1. FRANKLIN COUNTY. in their neighbourhood; and they put *I am perfectly satistied, that in the off, indefinitely, the hope of having county of Franklin the cause of Unisocieties, churches, and ministers of tarianism is gradually advancing. So their own.
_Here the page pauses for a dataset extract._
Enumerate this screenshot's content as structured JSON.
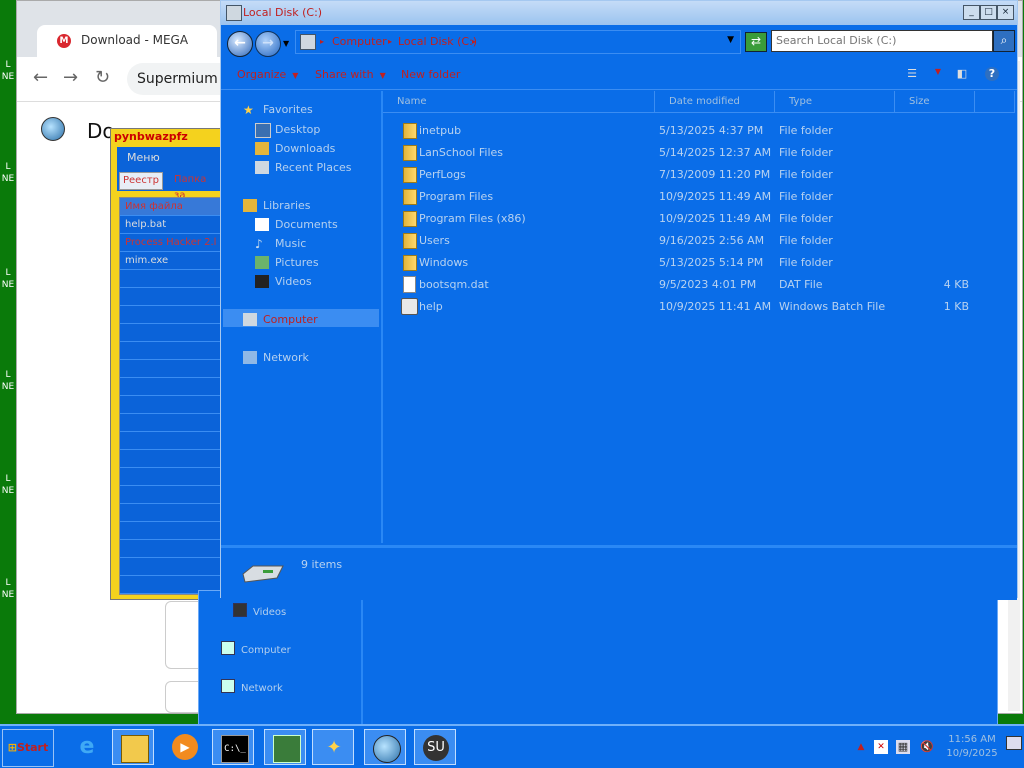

far as I recollect, there has been no se* I think that the reason, I have given, cession on the ground of principles, is enough to show, that no sudden revo- from my parish for the space of ten or lution could have been expected in this fifteen years. Calvinists, indeed, we region. There are other causes, that have, and always have had; but they operate also everywhere against us. are generally satisfied with serious, Gold and silver are the measures of practical preaching. In MS, the value, with the people at large, and next town on the east, where they had they see that the Unitarians give less had an Orthodox minister for almost to what pass for religious purposes, than twenty years, there was a Unitarian the Orthodox. Doubtless many sound society established two years ago, reasons and explanations may be given which has increased. Similar remarks for that difference, but the misfortune would apply to the state of things is, that the people generally cannot be in C- The Unitarian society in made to comprehend, that what a man H- -, though small in the number gives is not a just measure of his devo- of actual subscribers, is, I believe, intion to bis faith. Besides, it seems as if creasing both in number and influence, the liberality of many consisted wholly and there is reason to hope, that, at no in their aversion to lectures, religious distant period, it may constitute the macharities, &c., things harmless enough jority of the town. In C-, a Uniin themselves, and in the hands of the tarian society was established about a Orthodox, engines of power. Many of year since. That town, though large the most upright and enlightened men and wealthy, has not been distinguished who become Unitarians, are those, who, by religious zeal of any kind ; and alfro.n their former aversion to the re- though we may hope, we cannot be ceived faith, bave passed for infidels or sanguine of great success in that place. indifferent. They would recommend There has lately been a Unitarian soany other cause to the people at large, ciety organized in S- -, consisting but they rather discredit this—and of twentyfive or thirty members in its there are always some, like the re- origin, which, it is expected, will be cruits of David at Adullam, who attend considerably increased by those who Unitarian meetings, for the sake of are already prepared to subscribe. A hearing a little common sense, occa- small society has likewise been organsionally, under the name of religion, ized in G- -, and the new Unitathough they care nothing about the rian society in N- which is an matter. These are obstacles, especially object of as much interest, perhaps, as the money-giving, which do much to any other, is in a very hopeful state. withstand a general impression in our We have had hopes of something effavor. This brings me back to the fectual in the large town of C; point with which I started, that we are but there is a want of spirit there, and